+++ Excerpted data +++
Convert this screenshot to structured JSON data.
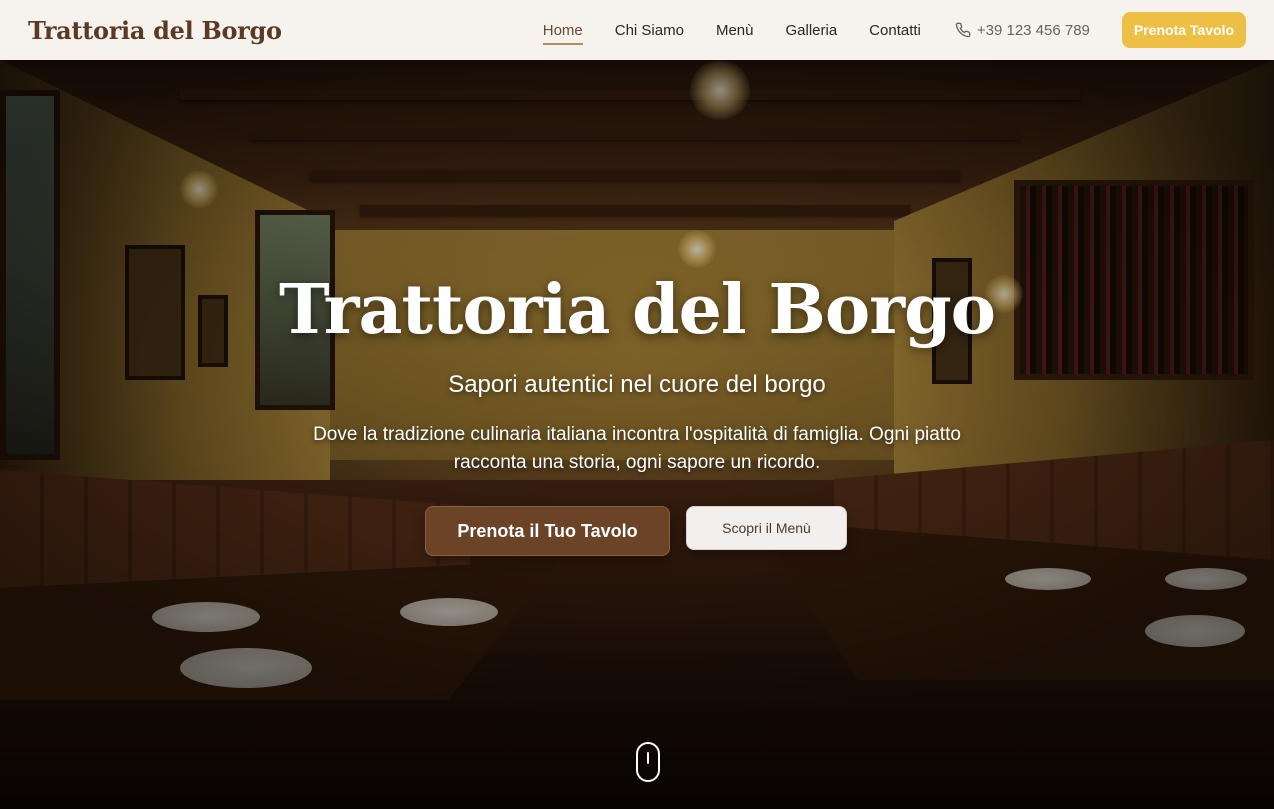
{
  "navbar": {
    "logo": "Trattoria del Borgo",
    "links": [
      {
        "label": "Home",
        "active": true
      },
      {
        "label": "Chi Siamo",
        "active": false
      },
      {
        "label": "Menù",
        "active": false
      },
      {
        "label": "Galleria",
        "active": false
      },
      {
        "label": "Contatti",
        "active": false
      }
    ],
    "phone": "+39 123 456 789",
    "phone_icon": "phone-icon",
    "cta": "Prenota Tavolo"
  },
  "hero": {
    "title": "Trattoria del Borgo",
    "subtitle": "Sapori autentici nel cuore del borgo",
    "description": "Dove la tradizione culinaria italiana incontra l'ospitalità di famiglia. Ogni piatto racconta una storia, ogni sapore un ricordo.",
    "primary_button": "Prenota il Tuo Tavolo",
    "secondary_button": "Scopri il Menù",
    "scroll_icon": "mouse-scroll-icon"
  },
  "colors": {
    "brand_brown": "#5a3a22",
    "cta_yellow": "#eebf45",
    "primary_button": "#6b4327"
  }
}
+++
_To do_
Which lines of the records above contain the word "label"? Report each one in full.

_Reply to the task_
        "label": "Home",
        "label": "Chi Siamo",
        "label": "Menù",
        "label": "Galleria",
        "label": "Contatti",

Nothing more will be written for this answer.